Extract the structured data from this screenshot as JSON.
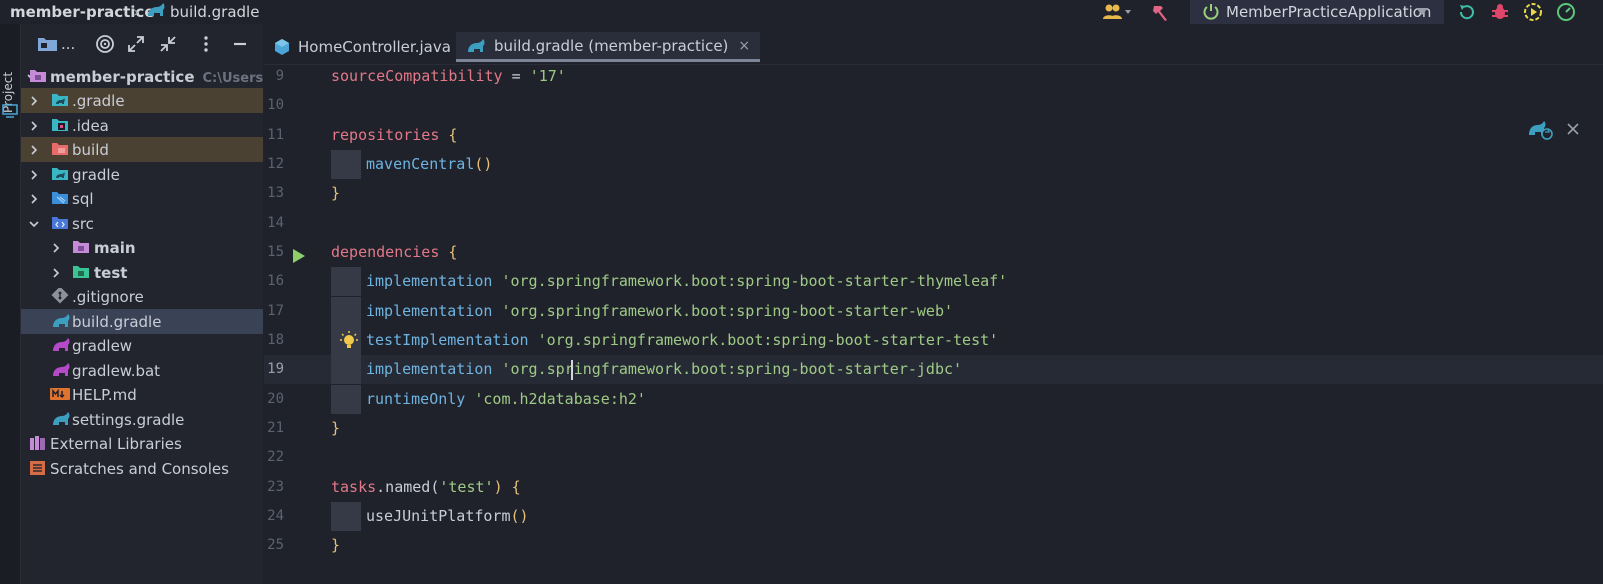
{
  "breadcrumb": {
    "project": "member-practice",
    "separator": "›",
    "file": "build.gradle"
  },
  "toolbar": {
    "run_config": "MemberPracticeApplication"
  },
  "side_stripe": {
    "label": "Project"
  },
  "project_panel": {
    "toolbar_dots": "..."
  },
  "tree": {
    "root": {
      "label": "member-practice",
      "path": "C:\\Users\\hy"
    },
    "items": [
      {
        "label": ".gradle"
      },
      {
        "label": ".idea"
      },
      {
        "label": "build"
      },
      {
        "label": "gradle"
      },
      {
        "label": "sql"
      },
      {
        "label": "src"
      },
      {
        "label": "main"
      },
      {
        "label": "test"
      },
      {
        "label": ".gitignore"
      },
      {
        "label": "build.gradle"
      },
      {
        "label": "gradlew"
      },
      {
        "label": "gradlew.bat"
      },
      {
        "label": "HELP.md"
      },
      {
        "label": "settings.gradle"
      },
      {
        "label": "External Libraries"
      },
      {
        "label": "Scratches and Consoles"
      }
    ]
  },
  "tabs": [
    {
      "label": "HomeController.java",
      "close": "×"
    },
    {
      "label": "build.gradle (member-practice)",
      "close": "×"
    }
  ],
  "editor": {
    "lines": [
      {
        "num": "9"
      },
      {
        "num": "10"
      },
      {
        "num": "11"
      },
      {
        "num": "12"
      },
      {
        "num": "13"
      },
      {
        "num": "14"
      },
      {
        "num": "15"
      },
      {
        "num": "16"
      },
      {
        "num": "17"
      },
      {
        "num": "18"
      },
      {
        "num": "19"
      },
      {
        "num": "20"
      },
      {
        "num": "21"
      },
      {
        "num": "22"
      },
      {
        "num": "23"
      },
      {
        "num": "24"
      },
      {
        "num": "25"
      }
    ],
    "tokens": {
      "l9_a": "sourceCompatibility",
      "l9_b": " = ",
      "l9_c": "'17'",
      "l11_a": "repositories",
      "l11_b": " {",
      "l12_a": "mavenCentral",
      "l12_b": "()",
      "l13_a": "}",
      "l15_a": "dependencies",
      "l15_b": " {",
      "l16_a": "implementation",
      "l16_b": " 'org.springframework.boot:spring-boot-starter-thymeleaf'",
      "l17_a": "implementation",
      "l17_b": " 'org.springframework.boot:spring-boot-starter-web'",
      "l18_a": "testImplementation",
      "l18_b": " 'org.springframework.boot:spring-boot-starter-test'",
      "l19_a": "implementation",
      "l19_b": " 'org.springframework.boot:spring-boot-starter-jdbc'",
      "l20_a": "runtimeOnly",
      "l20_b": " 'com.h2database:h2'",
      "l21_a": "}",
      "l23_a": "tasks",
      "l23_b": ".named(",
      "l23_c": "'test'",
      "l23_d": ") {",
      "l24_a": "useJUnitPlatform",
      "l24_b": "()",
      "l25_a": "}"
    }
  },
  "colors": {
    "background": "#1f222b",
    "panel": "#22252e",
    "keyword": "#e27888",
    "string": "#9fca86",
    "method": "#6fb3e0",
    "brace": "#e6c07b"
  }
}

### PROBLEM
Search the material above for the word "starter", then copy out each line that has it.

### ANSWER SPACE
      "l16_b": " 'org.springframework.boot:spring-boot-starter-thymeleaf'",
      "l17_b": " 'org.springframework.boot:spring-boot-starter-web'",
      "l18_b": " 'org.springframework.boot:spring-boot-starter-test'",
      "l19_b": " 'org.springframework.boot:spring-boot-starter-jdbc'",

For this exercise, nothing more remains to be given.